Freedom of Speech ≠ Freedom of Reach

There’s been excellent progress in this area over the last couple years from the big players like Twitter and Facebook so I’m encouraged we can continue to improve here.


Hi Jeff,

first of all, thank you for your work for the greater good of the internet communities. Sharing knowledge and laughs would not be as easy, nor as fun without the work you have done.

As for my question, I am wondering if you have some tips on how to grow an evening side-project into a viable business one would be able to live off. I’m not aiming for the unicorn buyout here, just a paycheck. The business centres around collecting data from companies regarding municipal reporting.

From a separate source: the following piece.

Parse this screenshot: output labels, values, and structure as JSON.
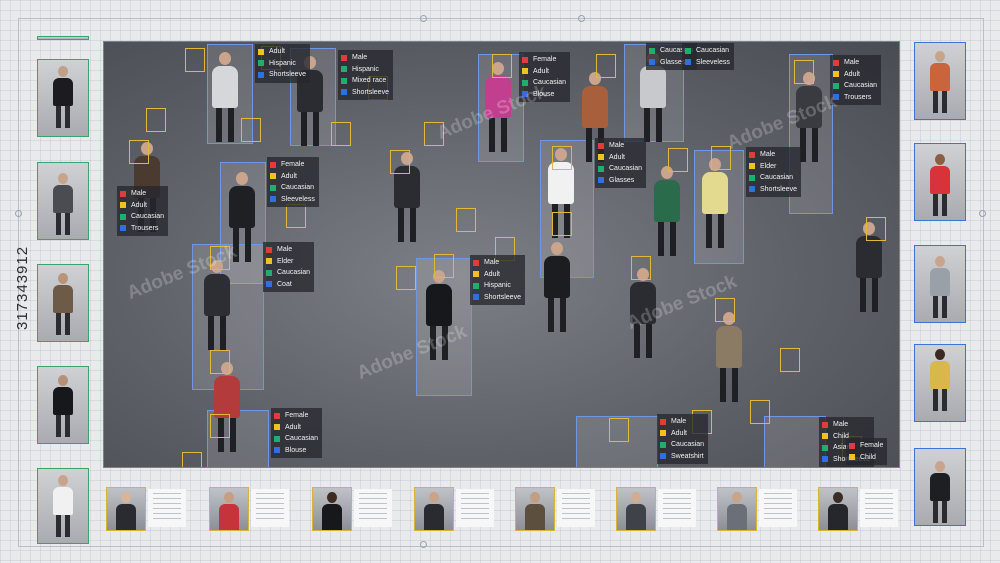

For Stack Overflow the big marketing push was Joel Spolsky and I being mini-famous within the programming niche, so we effectively cheated there.

We advise Discourse communities all the time on “how do I get famous” – there’s no getting around the central requirement of regularly creating great, interesting content that people enjoy. I’ve summarized some of my best advice at

I guess my main advice is to live in your own creation alongside your users, and eat your own dogfood. Try to feel your customers pain by … being the customer!


Honestly the best thing here is for people to write about the problems and publicize them widely. It works. The squeaky wheel gets the grease, especially if they have the higher moral ground of protecting underrepresented groups.

One of the central problems is this:

The problem is that Twitter and Facebook aim to be discussion platforms for “everyone”, where every person, no matter how hateful and crazy they may be, gets a turn on the microphone. They get to be heard.

Being able to close your community door on problematic members, rather than insisting “everyone” gets a seat at the table, is a critical first step. Everything else follows from that.


Well, you can’t go wrong with Cthulhu :rofl:


4421 upvotes currently!


Hello Jeff. Thank you for this AMA. I would like to ask that what do you think about the communication skills of software developers’ as a founder of stackoverflow and discourse? What’s the weaknesses of developers? What do you think? What would you suggest us?